He said that by the time the next elections come around in three years, Brazil will be in a more vulnerable position than it is today, given that its deficit is growing. “For now the market is giving the country and its current pro-market government the benefit of the doubt, but there are a lot of problems awaiting the next government. It is impossible to say what is going to happen beyond 2018, which is still a big drag on foreign direct investment. Investors are happy to buy shares, but building a plant is another matter.”

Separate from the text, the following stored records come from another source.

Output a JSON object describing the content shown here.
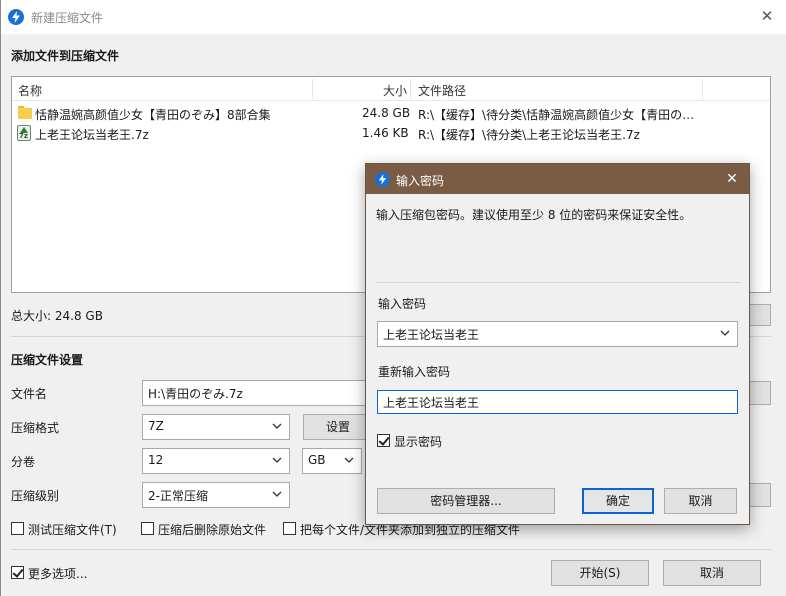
{
  "main": {
    "title": "新建压缩文件",
    "add_section_title": "添加文件到压缩文件",
    "columns": {
      "name": "名称",
      "size": "大小",
      "path": "文件路径"
    },
    "files": [
      {
        "name": "恬静温婉高颜值少女【青田のぞみ】8部合集",
        "size": "24.8 GB",
        "path": "R:\\【缓存】\\待分类\\恬静温婉高颜值少女【青田の…",
        "icon": "folder-icon"
      },
      {
        "name": "上老王论坛当老王.7z",
        "size": "1.46 KB",
        "path": "R:\\【缓存】\\待分类\\上老王论坛当老王.7z",
        "icon": "7z-archive-icon"
      }
    ],
    "total_size": "总大小: 24.8 GB",
    "settings_title": "压缩文件设置",
    "filename_label": "文件名",
    "filename_value": "H:\\青田のぞみ.7z",
    "format_label": "压缩格式",
    "format_value": "7Z",
    "settings_button": "设置",
    "volume_label": "分卷",
    "volume_value": "12",
    "volume_unit": "GB",
    "level_label": "压缩级别",
    "level_value": "2-正常压缩",
    "test_archive": "测试压缩文件(T)",
    "delete_after": "压缩后删除原始文件",
    "each_separate": "把每个文件/文件夹添加到独立的压缩文件",
    "more_options": "更多选项...",
    "start_button": "开始(S)",
    "cancel_button": "取消"
  },
  "dialog": {
    "title": "输入密码",
    "description": "输入压缩包密码。建议使用至少 8 位的密码来保证安全性。",
    "password_label": "输入密码",
    "password_value": "上老王论坛当老王",
    "reenter_label": "重新输入密码",
    "reenter_value": "上老王论坛当老王",
    "show_password": "显示密码",
    "manager_button": "密码管理器...",
    "ok_button": "确定",
    "cancel_button": "取消"
  },
  "colors": {
    "dialog_titlebar": "#7a5c45",
    "focus_blue": "#0a64d3",
    "app_icon": "#1a6fd6"
  }
}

But Dehn is more bullish. “The government does not need to do nearly as much as people think,” he said. “The key is to change the fiscal trajectory, and the reforms under way in Congress now will do that. The reforms in Petrobras are also extremely positive. Given the cheapness of the currency and the fall in real wages, Brazil has now regained much competitiveness and should be in a position to grow strongly as soon as the main reforms are in place.”
Dehn argues the political backdrop now supports reforms and with political interests aligning to allow potentially unpopular but necessary reforms to be implemented, the current political breakthrough could completely change Brazil’s political and economic trajectory for years to come. “The approval of the spending cap has a large majority in the Lower House, which bodes well for approval of the social security reform as well,” Dehn added.
According to Dehn, domestic fixed income and domestic corporate bonds and equities present some of the best investment opportunities in Brazil. “Brazil is a recovery story which is entering into a ‘Goldilocks’ period, where inflation will fall, the currency will rise and growth will pick up,” he said.
Sectors that are closely related to domestic consumption have a weaker outlook, in light of the country’s still-high unemployment and expectations of a public finance adjustment. Banks also face increasing losses from non-performing loans but sectors with a greater reliance on exports look better placed.
“Brazil has been through a major cyclical downturn of its own making but it is only a cyclical problem,” Dehn said. “The structural long-term case for Brazil remains bullish: Brazil will soon resume its rightful role as major economic force in the global economy.”